PROBLEM STATEMENT:
Restate every line of the material, word for word.
═══ RECORDED DATA
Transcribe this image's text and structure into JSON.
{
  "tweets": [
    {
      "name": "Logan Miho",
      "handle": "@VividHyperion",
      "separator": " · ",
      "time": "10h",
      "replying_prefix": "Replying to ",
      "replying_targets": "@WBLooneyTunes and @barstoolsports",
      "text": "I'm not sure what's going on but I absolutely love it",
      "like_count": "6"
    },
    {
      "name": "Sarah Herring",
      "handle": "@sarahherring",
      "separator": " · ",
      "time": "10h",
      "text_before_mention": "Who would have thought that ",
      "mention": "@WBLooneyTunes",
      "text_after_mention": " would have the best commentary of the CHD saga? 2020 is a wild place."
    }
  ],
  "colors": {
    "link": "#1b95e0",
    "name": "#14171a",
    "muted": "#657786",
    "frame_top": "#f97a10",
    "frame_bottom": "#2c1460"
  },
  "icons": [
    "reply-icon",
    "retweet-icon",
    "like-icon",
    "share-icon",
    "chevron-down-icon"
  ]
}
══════
SOLUTION:
Transcribe this image's text and structure into JSON.
{
  "tweets": [
    {
      "name": "Logan Miho",
      "handle": "@VividHyperion",
      "separator": " · ",
      "time": "10h",
      "replying_prefix": "Replying to ",
      "replying_targets": "@WBLooneyTunes and @barstoolsports",
      "text": "I'm not sure what's going on but I absolutely love it",
      "like_count": "6"
    },
    {
      "name": "Sarah Herring",
      "handle": "@sarahherring",
      "separator": " · ",
      "time": "10h",
      "text_before_mention": "Who would have thought that ",
      "mention": "@WBLooneyTunes",
      "text_after_mention": " would have the best commentary of the CHD saga? 2020 is a wild place."
    }
  ],
  "colors": {
    "link": "#1b95e0",
    "name": "#14171a",
    "muted": "#657786",
    "frame_top": "#f97a10",
    "frame_bottom": "#2c1460"
  },
  "icons": [
    "reply-icon",
    "retweet-icon",
    "like-icon",
    "share-icon",
    "chevron-down-icon"
  ]
}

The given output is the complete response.